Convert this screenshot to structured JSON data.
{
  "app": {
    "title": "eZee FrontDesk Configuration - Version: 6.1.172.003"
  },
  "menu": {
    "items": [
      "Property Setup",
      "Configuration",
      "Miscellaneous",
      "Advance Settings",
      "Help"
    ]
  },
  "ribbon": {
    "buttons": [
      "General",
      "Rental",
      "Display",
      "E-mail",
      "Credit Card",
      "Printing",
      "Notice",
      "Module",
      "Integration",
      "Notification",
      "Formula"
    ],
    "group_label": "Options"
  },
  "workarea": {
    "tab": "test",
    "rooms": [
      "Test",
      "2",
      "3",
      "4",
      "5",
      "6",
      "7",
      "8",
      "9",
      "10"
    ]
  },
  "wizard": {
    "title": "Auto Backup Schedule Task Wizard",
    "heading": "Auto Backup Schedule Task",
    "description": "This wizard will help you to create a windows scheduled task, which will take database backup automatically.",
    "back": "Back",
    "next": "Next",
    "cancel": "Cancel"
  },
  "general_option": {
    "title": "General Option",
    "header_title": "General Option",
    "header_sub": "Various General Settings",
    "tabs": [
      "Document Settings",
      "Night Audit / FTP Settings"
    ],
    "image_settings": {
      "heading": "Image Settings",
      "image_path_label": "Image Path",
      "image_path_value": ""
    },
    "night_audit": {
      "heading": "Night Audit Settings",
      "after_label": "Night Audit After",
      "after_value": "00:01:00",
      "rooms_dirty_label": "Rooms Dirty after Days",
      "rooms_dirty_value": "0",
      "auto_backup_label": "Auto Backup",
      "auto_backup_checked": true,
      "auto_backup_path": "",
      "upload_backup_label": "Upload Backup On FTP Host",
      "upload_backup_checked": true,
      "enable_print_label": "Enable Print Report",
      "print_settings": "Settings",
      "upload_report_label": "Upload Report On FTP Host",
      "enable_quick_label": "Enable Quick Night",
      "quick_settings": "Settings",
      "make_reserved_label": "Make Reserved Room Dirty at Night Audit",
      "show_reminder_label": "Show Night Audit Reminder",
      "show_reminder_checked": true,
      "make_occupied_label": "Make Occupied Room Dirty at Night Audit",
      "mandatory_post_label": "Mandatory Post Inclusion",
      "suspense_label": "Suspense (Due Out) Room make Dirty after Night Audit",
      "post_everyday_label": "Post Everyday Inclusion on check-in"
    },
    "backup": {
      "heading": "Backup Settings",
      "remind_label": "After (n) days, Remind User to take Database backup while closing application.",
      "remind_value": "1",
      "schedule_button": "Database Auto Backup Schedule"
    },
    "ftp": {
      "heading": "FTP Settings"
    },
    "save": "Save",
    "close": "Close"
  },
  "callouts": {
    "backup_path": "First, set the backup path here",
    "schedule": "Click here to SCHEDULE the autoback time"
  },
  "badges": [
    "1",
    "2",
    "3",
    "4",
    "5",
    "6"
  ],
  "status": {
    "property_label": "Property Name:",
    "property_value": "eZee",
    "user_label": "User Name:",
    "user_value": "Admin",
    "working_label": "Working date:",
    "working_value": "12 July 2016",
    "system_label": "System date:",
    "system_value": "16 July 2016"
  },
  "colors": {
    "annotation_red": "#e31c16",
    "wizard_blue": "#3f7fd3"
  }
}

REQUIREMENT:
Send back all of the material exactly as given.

RESPONSE AREA:
Convert this screenshot to structured JSON data.
{
  "app": {
    "title": "eZee FrontDesk Configuration - Version: 6.1.172.003"
  },
  "menu": {
    "items": [
      "Property Setup",
      "Configuration",
      "Miscellaneous",
      "Advance Settings",
      "Help"
    ]
  },
  "ribbon": {
    "buttons": [
      "General",
      "Rental",
      "Display",
      "E-mail",
      "Credit Card",
      "Printing",
      "Notice",
      "Module",
      "Integration",
      "Notification",
      "Formula"
    ],
    "group_label": "Options"
  },
  "workarea": {
    "tab": "test",
    "rooms": [
      "Test",
      "2",
      "3",
      "4",
      "5",
      "6",
      "7",
      "8",
      "9",
      "10"
    ]
  },
  "wizard": {
    "title": "Auto Backup Schedule Task Wizard",
    "heading": "Auto Backup Schedule Task",
    "description": "This wizard will help you to create a windows scheduled task, which will take database backup automatically.",
    "back": "Back",
    "next": "Next",
    "cancel": "Cancel"
  },
  "general_option": {
    "title": "General Option",
    "header_title": "General Option",
    "header_sub": "Various General Settings",
    "tabs": [
      "Document Settings",
      "Night Audit / FTP Settings"
    ],
    "image_settings": {
      "heading": "Image Settings",
      "image_path_label": "Image Path",
      "image_path_value": ""
    },
    "night_audit": {
      "heading": "Night Audit Settings",
      "after_label": "Night Audit After",
      "after_value": "00:01:00",
      "rooms_dirty_label": "Rooms Dirty after Days",
      "rooms_dirty_value": "0",
      "auto_backup_label": "Auto Backup",
      "auto_backup_checked": true,
      "auto_backup_path": "",
      "upload_backup_label": "Upload Backup On FTP Host",
      "upload_backup_checked": true,
      "enable_print_label": "Enable Print Report",
      "print_settings": "Settings",
      "upload_report_label": "Upload Report On FTP Host",
      "enable_quick_label": "Enable Quick Night",
      "quick_settings": "Settings",
      "make_reserved_label": "Make Reserved Room Dirty at Night Audit",
      "show_reminder_label": "Show Night Audit Reminder",
      "show_reminder_checked": true,
      "make_occupied_label": "Make Occupied Room Dirty at Night Audit",
      "mandatory_post_label": "Mandatory Post Inclusion",
      "suspense_label": "Suspense (Due Out) Room make Dirty after Night Audit",
      "post_everyday_label": "Post Everyday Inclusion on check-in"
    },
    "backup": {
      "heading": "Backup Settings",
      "remind_label": "After (n) days, Remind User to take Database backup while closing application.",
      "remind_value": "1",
      "schedule_button": "Database Auto Backup Schedule"
    },
    "ftp": {
      "heading": "FTP Settings"
    },
    "save": "Save",
    "close": "Close"
  },
  "callouts": {
    "backup_path": "First, set the backup path here",
    "schedule": "Click here to SCHEDULE the autoback time"
  },
  "badges": [
    "1",
    "2",
    "3",
    "4",
    "5",
    "6"
  ],
  "status": {
    "property_label": "Property Name:",
    "property_value": "eZee",
    "user_label": "User Name:",
    "user_value": "Admin",
    "working_label": "Working date:",
    "working_value": "12 July 2016",
    "system_label": "System date:",
    "system_value": "16 July 2016"
  },
  "colors": {
    "annotation_red": "#e31c16",
    "wizard_blue": "#3f7fd3"
  }
}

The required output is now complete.